This may be because:

Financial investment required – the average cost of introducing a new drug to the market is around $1.3 Billion

Time – the average time needed for a drug to go from experimental to the pharmacy shelf is about 12 years

Any new drug being developed now has very low chances of succeeding, as the likelihood of a new drug getting approved by industry initiative is a tiny 9.6%

What This Means for the Cannabis Industry

This reality means that the cannabis companies of today most probably will not bring to market tomorrow’s pharmaceutical products based on medical cannabis; there is a higher likelihood that they will supply Big Pharma with the necessary raw materials or active ingredients, if they are able to ensure safety, quality and consistency.

One of the exceptions to this hypothesis is a British company dedicated to developing and marketing medical cannabis drugs, GW Pharmaceuticals.
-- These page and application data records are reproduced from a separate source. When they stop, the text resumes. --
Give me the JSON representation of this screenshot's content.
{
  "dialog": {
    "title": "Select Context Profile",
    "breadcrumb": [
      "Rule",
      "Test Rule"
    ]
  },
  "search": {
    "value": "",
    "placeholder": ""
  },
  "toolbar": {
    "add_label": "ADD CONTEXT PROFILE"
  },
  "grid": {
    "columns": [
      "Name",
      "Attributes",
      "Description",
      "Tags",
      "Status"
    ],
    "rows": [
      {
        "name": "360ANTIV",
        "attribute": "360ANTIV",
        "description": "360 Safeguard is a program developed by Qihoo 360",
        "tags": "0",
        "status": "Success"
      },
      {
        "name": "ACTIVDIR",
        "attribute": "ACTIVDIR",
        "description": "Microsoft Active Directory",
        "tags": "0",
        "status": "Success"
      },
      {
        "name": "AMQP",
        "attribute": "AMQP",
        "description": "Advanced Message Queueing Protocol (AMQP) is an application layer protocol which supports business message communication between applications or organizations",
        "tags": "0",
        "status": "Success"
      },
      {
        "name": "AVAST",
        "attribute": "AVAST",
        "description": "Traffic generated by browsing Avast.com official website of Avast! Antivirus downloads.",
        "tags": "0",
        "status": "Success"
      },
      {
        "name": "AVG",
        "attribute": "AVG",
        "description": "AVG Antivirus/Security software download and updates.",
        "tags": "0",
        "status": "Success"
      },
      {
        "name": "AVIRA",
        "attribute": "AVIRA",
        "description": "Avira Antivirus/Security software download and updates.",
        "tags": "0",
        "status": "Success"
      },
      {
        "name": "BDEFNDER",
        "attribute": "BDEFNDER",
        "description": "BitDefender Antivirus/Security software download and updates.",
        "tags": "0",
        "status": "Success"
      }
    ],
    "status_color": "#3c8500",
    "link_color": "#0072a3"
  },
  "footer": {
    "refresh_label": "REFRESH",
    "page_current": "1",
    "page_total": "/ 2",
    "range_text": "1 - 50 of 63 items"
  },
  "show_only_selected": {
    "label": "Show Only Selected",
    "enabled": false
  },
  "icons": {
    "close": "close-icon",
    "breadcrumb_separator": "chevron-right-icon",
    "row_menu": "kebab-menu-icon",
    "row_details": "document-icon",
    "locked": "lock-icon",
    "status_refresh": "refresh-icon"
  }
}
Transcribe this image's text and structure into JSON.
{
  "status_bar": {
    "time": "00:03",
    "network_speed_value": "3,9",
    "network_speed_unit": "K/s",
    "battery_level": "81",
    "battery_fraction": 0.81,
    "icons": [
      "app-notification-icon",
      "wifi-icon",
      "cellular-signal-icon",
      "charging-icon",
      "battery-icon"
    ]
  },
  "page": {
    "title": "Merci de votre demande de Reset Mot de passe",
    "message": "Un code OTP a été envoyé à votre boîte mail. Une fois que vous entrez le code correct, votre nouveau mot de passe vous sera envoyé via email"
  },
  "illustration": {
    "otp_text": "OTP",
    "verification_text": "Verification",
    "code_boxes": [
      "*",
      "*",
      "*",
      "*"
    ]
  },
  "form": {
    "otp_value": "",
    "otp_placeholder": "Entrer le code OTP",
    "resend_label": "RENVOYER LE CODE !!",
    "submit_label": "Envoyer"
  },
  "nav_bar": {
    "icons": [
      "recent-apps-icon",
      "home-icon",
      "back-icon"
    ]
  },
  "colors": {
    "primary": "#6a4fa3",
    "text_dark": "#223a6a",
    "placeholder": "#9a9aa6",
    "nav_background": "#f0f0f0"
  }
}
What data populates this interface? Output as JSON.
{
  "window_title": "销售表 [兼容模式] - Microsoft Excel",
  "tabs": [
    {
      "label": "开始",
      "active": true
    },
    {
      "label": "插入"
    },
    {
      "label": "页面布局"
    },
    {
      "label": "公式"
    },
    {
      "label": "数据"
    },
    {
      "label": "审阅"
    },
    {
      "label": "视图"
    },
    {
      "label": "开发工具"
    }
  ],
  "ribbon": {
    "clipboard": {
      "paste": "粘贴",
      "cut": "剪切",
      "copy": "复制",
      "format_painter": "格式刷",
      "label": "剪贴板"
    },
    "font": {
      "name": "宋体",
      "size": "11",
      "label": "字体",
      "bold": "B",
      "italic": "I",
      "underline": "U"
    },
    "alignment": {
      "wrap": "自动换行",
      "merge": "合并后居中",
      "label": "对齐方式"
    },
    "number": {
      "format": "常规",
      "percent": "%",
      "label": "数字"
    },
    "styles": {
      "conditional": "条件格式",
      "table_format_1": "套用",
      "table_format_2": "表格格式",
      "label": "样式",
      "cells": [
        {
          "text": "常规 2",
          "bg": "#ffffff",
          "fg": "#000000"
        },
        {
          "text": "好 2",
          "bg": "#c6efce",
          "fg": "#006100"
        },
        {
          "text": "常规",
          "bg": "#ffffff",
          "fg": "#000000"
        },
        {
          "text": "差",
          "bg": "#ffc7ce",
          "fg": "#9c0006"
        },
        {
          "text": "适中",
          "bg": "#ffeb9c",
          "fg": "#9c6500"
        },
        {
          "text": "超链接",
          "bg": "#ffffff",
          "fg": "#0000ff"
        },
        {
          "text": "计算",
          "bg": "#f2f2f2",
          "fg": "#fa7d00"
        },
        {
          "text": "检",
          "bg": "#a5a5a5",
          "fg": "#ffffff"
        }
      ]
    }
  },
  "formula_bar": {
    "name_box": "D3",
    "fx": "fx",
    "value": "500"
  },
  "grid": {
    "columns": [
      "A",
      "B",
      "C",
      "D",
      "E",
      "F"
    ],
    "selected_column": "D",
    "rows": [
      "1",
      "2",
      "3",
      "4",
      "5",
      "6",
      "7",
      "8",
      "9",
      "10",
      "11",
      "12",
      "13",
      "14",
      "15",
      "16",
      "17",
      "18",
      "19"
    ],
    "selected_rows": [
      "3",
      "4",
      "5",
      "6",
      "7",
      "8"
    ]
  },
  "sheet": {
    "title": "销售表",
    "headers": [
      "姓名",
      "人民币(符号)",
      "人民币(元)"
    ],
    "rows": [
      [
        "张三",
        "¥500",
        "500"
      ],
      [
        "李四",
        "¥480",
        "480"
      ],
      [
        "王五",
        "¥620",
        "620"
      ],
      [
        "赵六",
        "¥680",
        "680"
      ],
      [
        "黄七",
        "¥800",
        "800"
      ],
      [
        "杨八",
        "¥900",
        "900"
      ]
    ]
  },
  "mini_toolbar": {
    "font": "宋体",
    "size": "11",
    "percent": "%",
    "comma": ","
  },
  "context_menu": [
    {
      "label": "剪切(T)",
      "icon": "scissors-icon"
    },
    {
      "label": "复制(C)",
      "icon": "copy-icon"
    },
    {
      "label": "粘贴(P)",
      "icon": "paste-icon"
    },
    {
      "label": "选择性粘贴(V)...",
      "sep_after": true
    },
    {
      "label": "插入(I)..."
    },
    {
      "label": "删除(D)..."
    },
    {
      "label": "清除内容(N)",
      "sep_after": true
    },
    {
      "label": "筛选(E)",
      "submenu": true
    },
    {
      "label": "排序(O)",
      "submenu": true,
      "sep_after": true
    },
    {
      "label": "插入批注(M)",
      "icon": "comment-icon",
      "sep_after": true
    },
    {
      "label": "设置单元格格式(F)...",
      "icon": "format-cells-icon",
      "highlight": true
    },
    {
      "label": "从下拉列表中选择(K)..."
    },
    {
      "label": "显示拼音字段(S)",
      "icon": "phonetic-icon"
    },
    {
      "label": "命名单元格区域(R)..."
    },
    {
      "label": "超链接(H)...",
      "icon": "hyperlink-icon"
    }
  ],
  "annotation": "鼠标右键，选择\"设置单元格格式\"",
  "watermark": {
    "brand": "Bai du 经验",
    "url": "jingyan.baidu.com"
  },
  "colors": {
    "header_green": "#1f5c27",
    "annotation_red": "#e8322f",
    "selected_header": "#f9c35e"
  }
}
Currently they have two drugs on the market, Sativex which was approved in 2010, and Epidolex which was approved in 2018. The company, established in 1999, generated just over $310 million dollars in revenue just last year, a far cry from the revenues of Big Pharma.

What About Synthetic Drugs?

Synthetic THC has existed as a pharmaceutical drug since the late 1970s with drugs such as Marinol (dronabinol), Syndros (dronabinol), and Cesamet (nabilone). Companies have less profit incentive to sell actual cannabis or whole plant extracts, than to isolate and synthesize its components. Yet none of these synthetic alternatives are blockbuster drugs making over US$ 1 billion in annual sales. If the therapeutic potential of medical cannabis were simply down to THC or CBD on its own, or the ratio between the two, synthetic THC drugs would be blockbusters and GW’s revenue would be much greater. Additionally, most patients stop using them after one round because of side effects, which do not exist in the botanical version.

The reality is more complex, as the cannabis flower has hundreds of active compounds which can influence its efficacy and are more than just THC or CBD. Some call this the entourage effect in which the active compounds in cannabis act together to adjust its affect.

To determine the function and potential of each compound will take years at the very least. This progress depends on dedicated researchers devoting their professional careers to this important research.

For the industry (and investors), this means that the chances of a significant medical cannabis breakthrough resulting in a blockbuster pharmaceutical drug generating annual revenues of at least $1 billion happening in the coming years is unlikely. There are simply too many challenges and obstacles along the way. For the time being, however, there are other directions and opportunities for the medical cannabis industry to pursue and grow for the benefit of individuals and communities worldwide.